Please output every entry below exactly as written, leaving out any pictures.

App and web page records
=== Section Start ===

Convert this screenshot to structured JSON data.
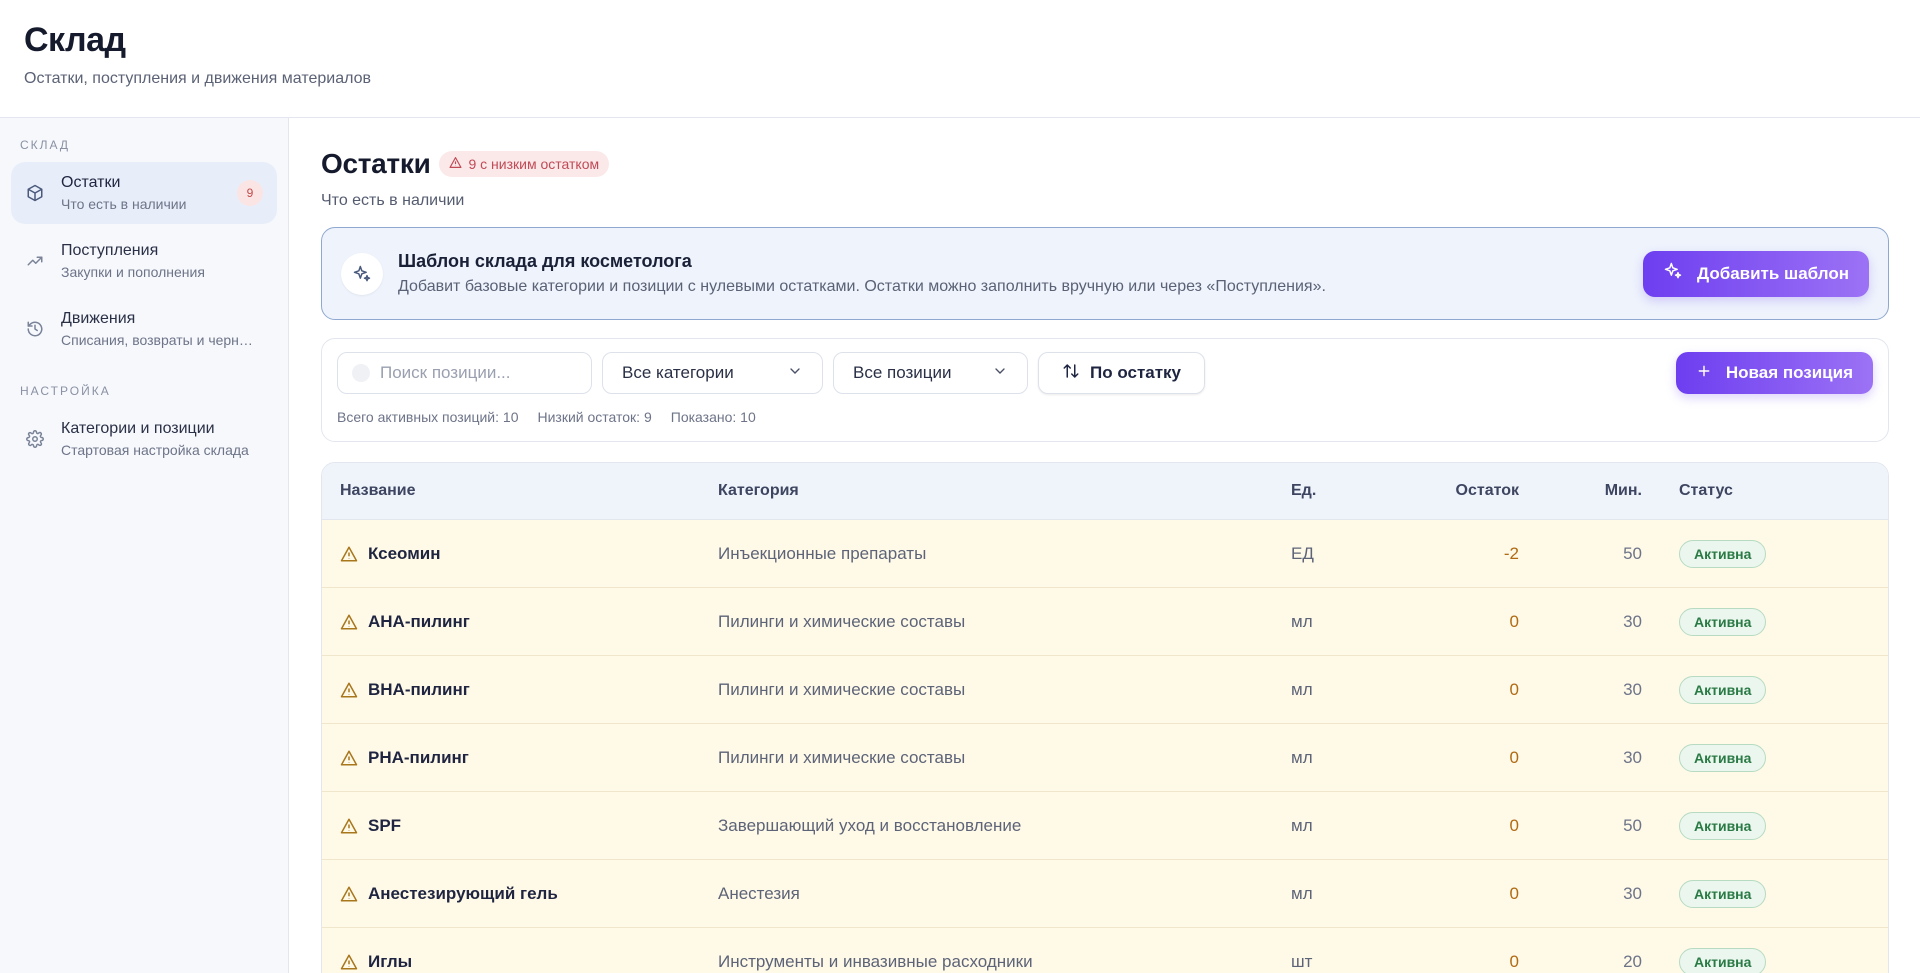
{
  "header": {
    "title": "Склад",
    "subtitle": "Остатки, поступления и движения материалов"
  },
  "sidebar": {
    "section_warehouse": "СКЛАД",
    "section_settings": "НАСТРОЙКА",
    "items": [
      {
        "title": "Остатки",
        "desc": "Что есть в наличии",
        "badge": "9",
        "icon": "box-icon",
        "active": true
      },
      {
        "title": "Поступления",
        "desc": "Закупки и пополнения",
        "icon": "trending-up-icon"
      },
      {
        "title": "Движения",
        "desc": "Списания, возвраты и черн…",
        "icon": "history-icon"
      },
      {
        "title": "Категории и позиции",
        "desc": "Стартовая настройка склада",
        "icon": "gear-icon"
      }
    ]
  },
  "main": {
    "title": "Остатки",
    "low_badge": "9 с низким остатком",
    "subtitle": "Что есть в наличии"
  },
  "template": {
    "title": "Шаблон склада для косметолога",
    "desc": "Добавит базовые категории и позиции с нулевыми остатками. Остатки можно заполнить вручную или через «Поступления».",
    "button": "Добавить шаблон"
  },
  "filters": {
    "search_placeholder": "Поиск позиции...",
    "category": "Все категории",
    "positions": "Все позиции",
    "sort": "По остатку",
    "new_button": "Новая позиция",
    "stats": {
      "total": "Всего активных позиций: 10",
      "low": "Низкий остаток: 9",
      "shown": "Показано: 10"
    }
  },
  "table": {
    "headers": {
      "name": "Название",
      "category": "Категория",
      "unit": "Ед.",
      "stock": "Остаток",
      "min": "Мин.",
      "status": "Статус"
    },
    "rows": [
      {
        "name": "Ксеомин",
        "category": "Инъекционные препараты",
        "unit": "ЕД",
        "stock": "-2",
        "min": "50",
        "status": "Активна"
      },
      {
        "name": "AHA-пилинг",
        "category": "Пилинги и химические составы",
        "unit": "мл",
        "stock": "0",
        "min": "30",
        "status": "Активна"
      },
      {
        "name": "BHA-пилинг",
        "category": "Пилинги и химические составы",
        "unit": "мл",
        "stock": "0",
        "min": "30",
        "status": "Активна"
      },
      {
        "name": "PHA-пилинг",
        "category": "Пилинги и химические составы",
        "unit": "мл",
        "stock": "0",
        "min": "30",
        "status": "Активна"
      },
      {
        "name": "SPF",
        "category": "Завершающий уход и восстановление",
        "unit": "мл",
        "stock": "0",
        "min": "50",
        "status": "Активна"
      },
      {
        "name": "Анестезирующий гель",
        "category": "Анестезия",
        "unit": "мл",
        "stock": "0",
        "min": "30",
        "status": "Активна"
      },
      {
        "name": "Иглы",
        "category": "Инструменты и инвазивные расходники",
        "unit": "шт",
        "stock": "0",
        "min": "20",
        "status": "Активна"
      }
    ]
  }
}
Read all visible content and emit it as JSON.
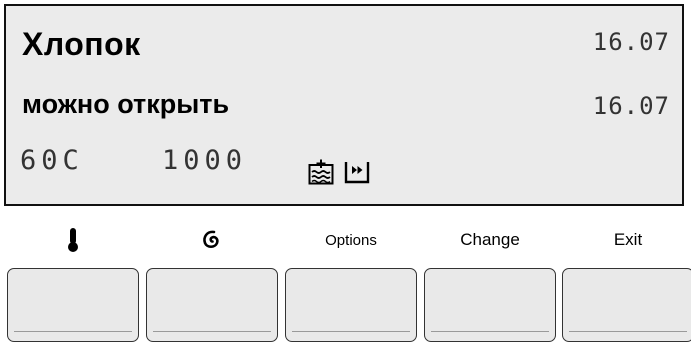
{
  "display": {
    "program": "Хлопок",
    "status": "можно открыть",
    "time_top": "16.07",
    "time_status": "16.07",
    "temperature": "60C",
    "spin_speed": "1000",
    "icons": [
      "extra-rinse-icon",
      "skip-forward-icon"
    ]
  },
  "buttons": [
    {
      "id": "temperature",
      "label": "",
      "icon": "thermometer-icon"
    },
    {
      "id": "spin",
      "label": "",
      "icon": "spin-icon"
    },
    {
      "id": "options",
      "label": "Options"
    },
    {
      "id": "change",
      "label": "Change"
    },
    {
      "id": "exit",
      "label": "Exit"
    }
  ],
  "colors": {
    "display_bg": "#ebebeb",
    "button_bg": "#e9e9e9",
    "text": "#000000",
    "lcd_text": "#333333"
  }
}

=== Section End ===

# [Solved problem]
Convert this screenshot to structured JSON data.
{
  "header": {
    "title": "Склад",
    "subtitle": "Остатки, поступления и движения материалов"
  },
  "sidebar": {
    "section_warehouse": "СКЛАД",
    "section_settings": "НАСТРОЙКА",
    "items": [
      {
        "title": "Остатки",
        "desc": "Что есть в наличии",
        "badge": "9",
        "icon": "box-icon",
        "active": true
      },
      {
        "title": "Поступления",
        "desc": "Закупки и пополнения",
        "icon": "trending-up-icon"
      },
      {
        "title": "Движения",
        "desc": "Списания, возвраты и черн…",
        "icon": "history-icon"
      },
      {
        "title": "Категории и позиции",
        "desc": "Стартовая настройка склада",
        "icon": "gear-icon"
      }
    ]
  },
  "main": {
    "title": "Остатки",
    "low_badge": "9 с низким остатком",
    "subtitle": "Что есть в наличии"
  },
  "template": {
    "title": "Шаблон склада для косметолога",
    "desc": "Добавит базовые категории и позиции с нулевыми остатками. Остатки можно заполнить вручную или через «Поступления».",
    "button": "Добавить шаблон"
  },
  "filters": {
    "search_placeholder": "Поиск позиции...",
    "category": "Все категории",
    "positions": "Все позиции",
    "sort": "По остатку",
    "new_button": "Новая позиция",
    "stats": {
      "total": "Всего активных позиций: 10",
      "low": "Низкий остаток: 9",
      "shown": "Показано: 10"
    }
  },
  "table": {
    "headers": {
      "name": "Название",
      "category": "Категория",
      "unit": "Ед.",
      "stock": "Остаток",
      "min": "Мин.",
      "status": "Статус"
    },
    "rows": [
      {
        "name": "Ксеомин",
        "category": "Инъекционные препараты",
        "unit": "ЕД",
        "stock": "-2",
        "min": "50",
        "status": "Активна"
      },
      {
        "name": "AHA-пилинг",
        "category": "Пилинги и химические составы",
        "unit": "мл",
        "stock": "0",
        "min": "30",
        "status": "Активна"
      },
      {
        "name": "BHA-пилинг",
        "category": "Пилинги и химические составы",
        "unit": "мл",
        "stock": "0",
        "min": "30",
        "status": "Активна"
      },
      {
        "name": "PHA-пилинг",
        "category": "Пилинги и химические составы",
        "unit": "мл",
        "stock": "0",
        "min": "30",
        "status": "Активна"
      },
      {
        "name": "SPF",
        "category": "Завершающий уход и восстановление",
        "unit": "мл",
        "stock": "0",
        "min": "50",
        "status": "Активна"
      },
      {
        "name": "Анестезирующий гель",
        "category": "Анестезия",
        "unit": "мл",
        "stock": "0",
        "min": "30",
        "status": "Активна"
      },
      {
        "name": "Иглы",
        "category": "Инструменты и инвазивные расходники",
        "unit": "шт",
        "stock": "0",
        "min": "20",
        "status": "Активна"
      }
    ]
  }
}
Read all visible content and emit it as JSON.
{
  "display": {
    "program": "Хлопок",
    "status": "можно открыть",
    "time_top": "16.07",
    "time_status": "16.07",
    "temperature": "60C",
    "spin_speed": "1000",
    "icons": [
      "extra-rinse-icon",
      "skip-forward-icon"
    ]
  },
  "buttons": [
    {
      "id": "temperature",
      "label": "",
      "icon": "thermometer-icon"
    },
    {
      "id": "spin",
      "label": "",
      "icon": "spin-icon"
    },
    {
      "id": "options",
      "label": "Options"
    },
    {
      "id": "change",
      "label": "Change"
    },
    {
      "id": "exit",
      "label": "Exit"
    }
  ],
  "colors": {
    "display_bg": "#ebebeb",
    "button_bg": "#e9e9e9",
    "text": "#000000",
    "lcd_text": "#333333"
  }
}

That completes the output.